--- START ---

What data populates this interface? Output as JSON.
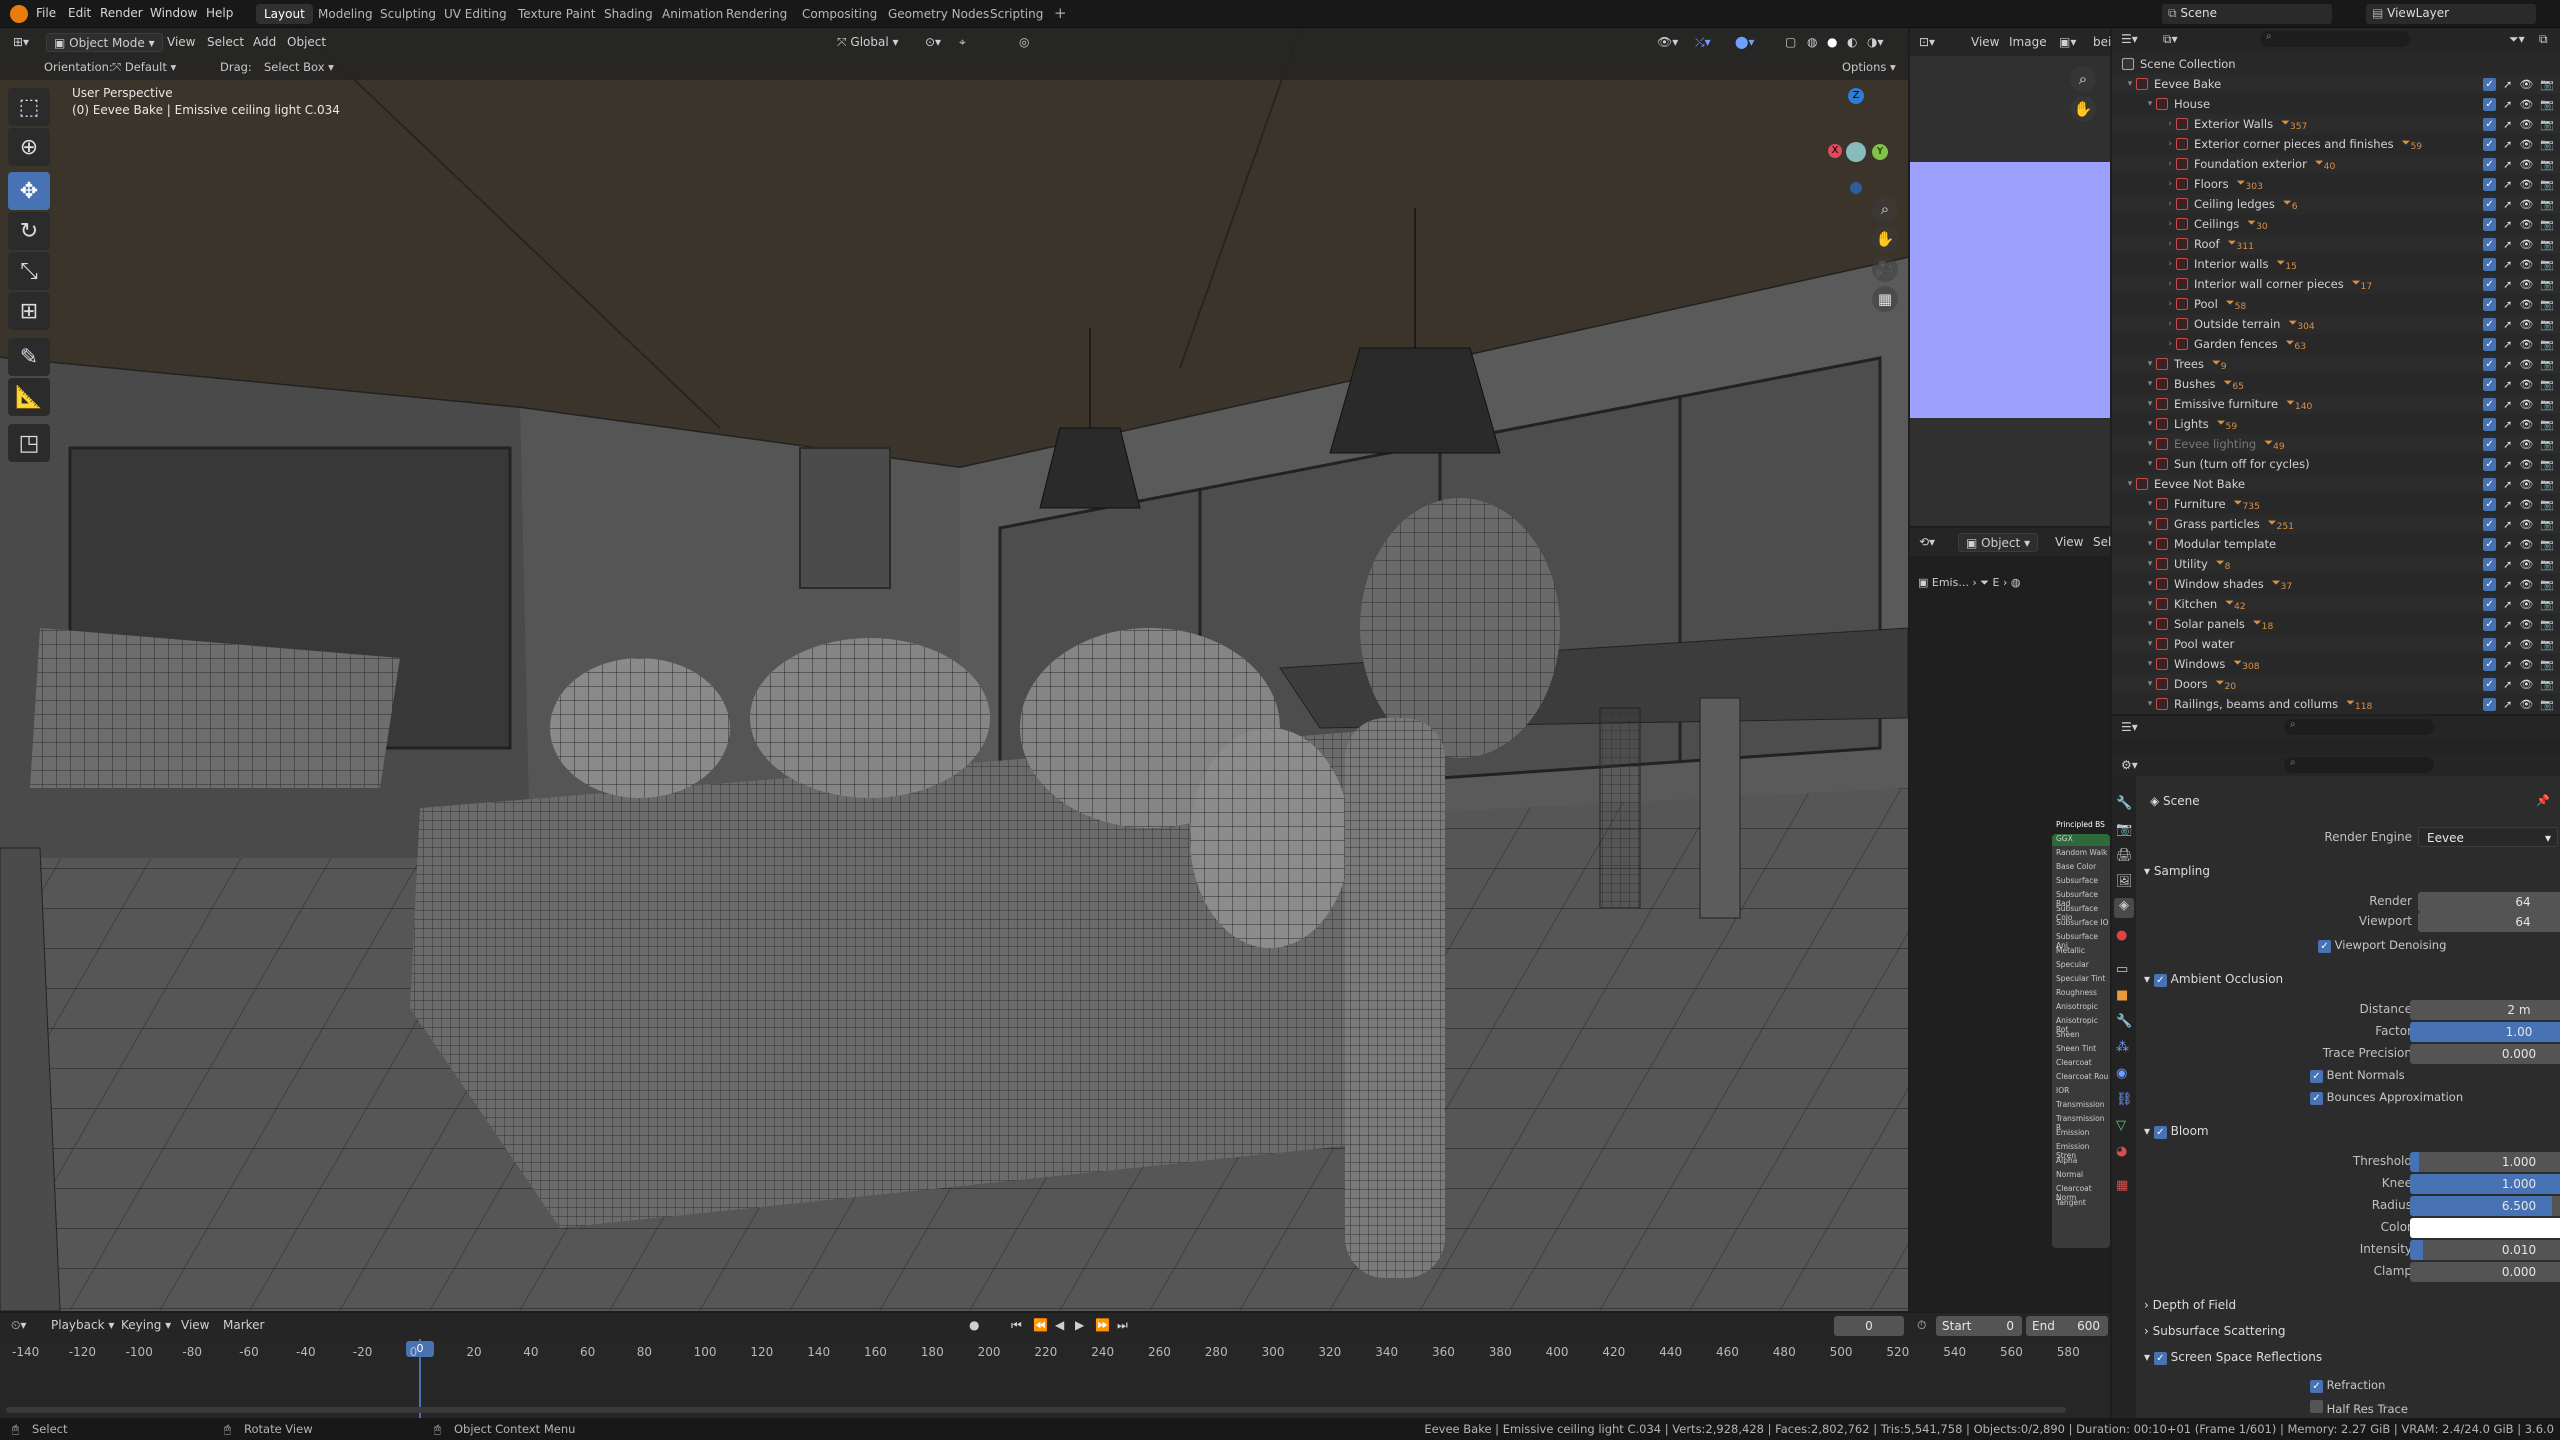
{
  "menus": [
    "File",
    "Edit",
    "Render",
    "Window",
    "Help"
  ],
  "workspaces": [
    "Layout",
    "Modeling",
    "Sculpting",
    "UV Editing",
    "Texture Paint",
    "Shading",
    "Animation",
    "Rendering",
    "Compositing",
    "Geometry Nodes",
    "Scripting"
  ],
  "active_workspace": "Layout",
  "scene": "Scene",
  "view_layer": "ViewLayer",
  "vp_header": {
    "mode": "Object Mode",
    "view": "View",
    "select": "Select",
    "add": "Add",
    "object": "Object",
    "orientation": "Global"
  },
  "vp_sub": {
    "orientation_label": "Orientation:",
    "orientation_value": "Default",
    "drag_label": "Drag:",
    "drag_value": "Select Box",
    "options": "Options"
  },
  "vp_overlay": {
    "perspective": "User Perspective",
    "active": "(0) Eevee Bake | Emissive ceiling light C.034"
  },
  "gizmo": {
    "x": "X",
    "y": "Y",
    "z": "Z"
  },
  "image_editor": {
    "view": "View",
    "image": "Image",
    "tail": "bei"
  },
  "node_editor": {
    "mode": "Object",
    "view": "View",
    "sel": "Sel",
    "path": "Emis...",
    "path2": "E"
  },
  "node_labels": [
    "Principled BS",
    "GGX",
    "Random Walk",
    "Base Color",
    "Subsurface",
    "Subsurface Rad",
    "Subsurface Colo",
    "Subsurface IO",
    "Subsurface Ani",
    "Metallic",
    "Specular",
    "Specular Tint",
    "Roughness",
    "Anisotropic",
    "Anisotropic Rot",
    "Sheen",
    "Sheen Tint",
    "Clearcoat",
    "Clearcoat Rou",
    "IOR",
    "Transmission",
    "Transmission R",
    "Emission",
    "Emission Stren",
    "Alpha",
    "Normal",
    "Clearcoat Norm",
    "Tangent"
  ],
  "outliner": {
    "root": "Scene Collection",
    "rows": [
      {
        "label": "Eevee Bake",
        "lvl": 0,
        "count": ""
      },
      {
        "label": "House",
        "lvl": 1,
        "count": ""
      },
      {
        "label": "Exterior Walls",
        "lvl": 2,
        "count": "357"
      },
      {
        "label": "Exterior corner pieces and finishes",
        "lvl": 2,
        "count": "59"
      },
      {
        "label": "Foundation exterior",
        "lvl": 2,
        "count": "40"
      },
      {
        "label": "Floors",
        "lvl": 2,
        "count": "303"
      },
      {
        "label": "Ceiling ledges",
        "lvl": 2,
        "count": "6"
      },
      {
        "label": "Ceilings",
        "lvl": 2,
        "count": "30"
      },
      {
        "label": "Roof",
        "lvl": 2,
        "count": "311"
      },
      {
        "label": "Interior walls",
        "lvl": 2,
        "count": "15"
      },
      {
        "label": "Interior wall corner pieces",
        "lvl": 2,
        "count": "17"
      },
      {
        "label": "Pool",
        "lvl": 2,
        "count": "58"
      },
      {
        "label": "Outside terrain",
        "lvl": 2,
        "count": "304"
      },
      {
        "label": "Garden fences",
        "lvl": 2,
        "count": "63"
      },
      {
        "label": "Trees",
        "lvl": 1,
        "count": "9"
      },
      {
        "label": "Bushes",
        "lvl": 1,
        "count": "65"
      },
      {
        "label": "Emissive furniture",
        "lvl": 1,
        "count": "140"
      },
      {
        "label": "Lights",
        "lvl": 1,
        "count": "59"
      },
      {
        "label": "Eevee lighting",
        "lvl": 1,
        "count": "49"
      },
      {
        "label": "Sun (turn off for cycles)",
        "lvl": 1,
        "count": ""
      },
      {
        "label": "Eevee Not Bake",
        "lvl": 0,
        "count": ""
      },
      {
        "label": "Furniture",
        "lvl": 1,
        "count": "735"
      },
      {
        "label": "Grass particles",
        "lvl": 1,
        "count": "251"
      },
      {
        "label": "Modular template",
        "lvl": 1,
        "count": ""
      },
      {
        "label": "Utility",
        "lvl": 1,
        "count": "8"
      },
      {
        "label": "Window shades",
        "lvl": 1,
        "count": "37"
      },
      {
        "label": "Kitchen",
        "lvl": 1,
        "count": "42"
      },
      {
        "label": "Solar panels",
        "lvl": 1,
        "count": "18"
      },
      {
        "label": "Pool water",
        "lvl": 1,
        "count": ""
      },
      {
        "label": "Windows",
        "lvl": 1,
        "count": "308"
      },
      {
        "label": "Doors",
        "lvl": 1,
        "count": "20"
      },
      {
        "label": "Railings, beams and collums",
        "lvl": 1,
        "count": "118"
      }
    ]
  },
  "properties": {
    "context": "Scene",
    "render_engine_label": "Render Engine",
    "render_engine": "Eevee",
    "sampling": {
      "title": "Sampling",
      "render_label": "Render",
      "render": "64",
      "viewport_label": "Viewport",
      "viewport": "64",
      "denoise": "Viewport Denoising"
    },
    "ao": {
      "title": "Ambient Occlusion",
      "distance_label": "Distance",
      "distance": "2 m",
      "factor_label": "Factor",
      "factor": "1.00",
      "factor_level": 1.0,
      "trace_label": "Trace Precision",
      "trace": "0.000",
      "bent": "Bent Normals",
      "bounces": "Bounces Approximation"
    },
    "bloom": {
      "title": "Bloom",
      "threshold_label": "Threshold",
      "threshold": "1.000",
      "threshold_level": 0.04,
      "knee_label": "Knee",
      "knee": "1.000",
      "knee_level": 1.0,
      "radius_label": "Radius",
      "radius": "6.500",
      "radius_level": 0.65,
      "color_label": "Color",
      "intensity_label": "Intensity",
      "intensity": "0.010",
      "intensity_level": 0.06,
      "clamp_label": "Clamp",
      "clamp": "0.000"
    },
    "dof": "Depth of Field",
    "sss": "Subsurface Scattering",
    "ssr": {
      "title": "Screen Space Reflections",
      "refraction": "Refraction",
      "half": "Half Res Trace"
    }
  },
  "timeline": {
    "playback": "Playback",
    "keying": "Keying",
    "view": "View",
    "marker": "Marker",
    "current": "0",
    "start_label": "Start",
    "start": "0",
    "end_label": "End",
    "end": "600",
    "frame_marker": "0",
    "ticks": [
      "-140",
      "-120",
      "-100",
      "-80",
      "-60",
      "-40",
      "-20",
      "0",
      "20",
      "40",
      "60",
      "80",
      "100",
      "120",
      "140",
      "160",
      "180",
      "200",
      "220",
      "240",
      "260",
      "280",
      "300",
      "320",
      "340",
      "360",
      "380",
      "400",
      "420",
      "440",
      "460",
      "480",
      "500",
      "520",
      "540",
      "560",
      "580"
    ]
  },
  "statusbar": {
    "select": "Select",
    "rotate": "Rotate View",
    "context": "Object Context Menu",
    "stats": "Eevee Bake | Emissive ceiling light C.034 | Verts:2,928,428 | Faces:2,802,762 | Tris:5,541,758 | Objects:0/2,890 | Duration: 00:10+01 (Frame 1/601) | Memory: 2.27 GiB | VRAM: 2.4/24.0 GiB | 3.6.0"
  },
  "colors": {
    "accent": "#4772b3",
    "collection": "#c84a4a",
    "preview": "#9ea0ff"
  }
}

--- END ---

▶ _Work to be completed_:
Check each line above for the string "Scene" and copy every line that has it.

▶ _Response below_:
  "scene": "Scene",
    "root": "Scene Collection",
    "context": "Scene",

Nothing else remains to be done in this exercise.